Clark Solutions has introduced the CSLFC Liquid Ultrasonic Flow Transmitter. These transmitters are designed for measuring flow rates of acoustically conductive liquids, including most clean liquids and many liquids with bubbles and/or entrained solids. CSLFC Ultrasonic Flow Transmitters are engineered for flows up to 4000 GPM in four- to 10-inch pipe, feature no moving parts, excellent long-term stability, no pressure drop, broad fluid compatibility and high accuracy (± 0.75% of full scale) at a lower cost than similar instruments. Wetted materials include ULTEM encapsulated ultrasonic transducers with a choice of EPDM, Buna-N, Neoprene, FKM or other seals and epoxy coated, Schedule 40 carbon steel pipe body material.
There is no element in the fluid stream to add pressure loss, no moving parts and no hysteresis. The output of the transmitter is unaffected by changes in fluid temperature, density and viscosity as the flow calculation is independent of the speed of sound.

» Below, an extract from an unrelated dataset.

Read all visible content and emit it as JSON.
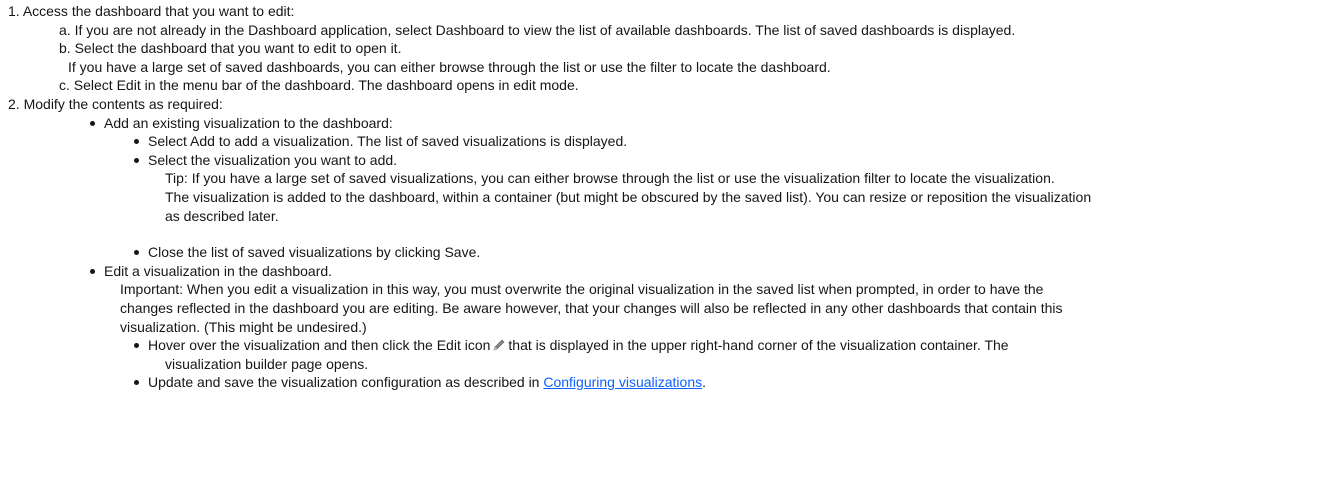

At the heart of the transmitter is a proprietary mixed signal ASIC, which allows sophisticated timing, control and transducer drive circuitry to be combined on a single integrated circuit. The ASIC uses a special algorithm that is an improvement upon the standard single-path measurement technique. Using the "sing around" method, the ultrasonic transducer alternates between transmitting and receiving to measure differences in flight time between upstream and downstream transmissions. A sound pulse is transmitted from an upstream transducer towards a downstream transducer, like a traditional time-of-flight measurement. However, the received sound pulse then triggers a second downstream transmission that then triggers a third, and so on, for a specific number of cycles. This process is repeated in the upstream direction. Because it takes an average flight time over multiple cycles to compute the difference in flight times, this approach yields a significant improvement in timing accuracy when compared with the time-of-flight difference of a single sound pulse in each direction. This algorithm, combined with the pico-second timing resolution of the ASIC, provides the precise time measurement capability necessary for compact, small diameter, ultrasonic meters. The output of the transmitter is unaffected by changes in fluid temperature, density and viscosity, as the flow calculation is independent of the speed of sound.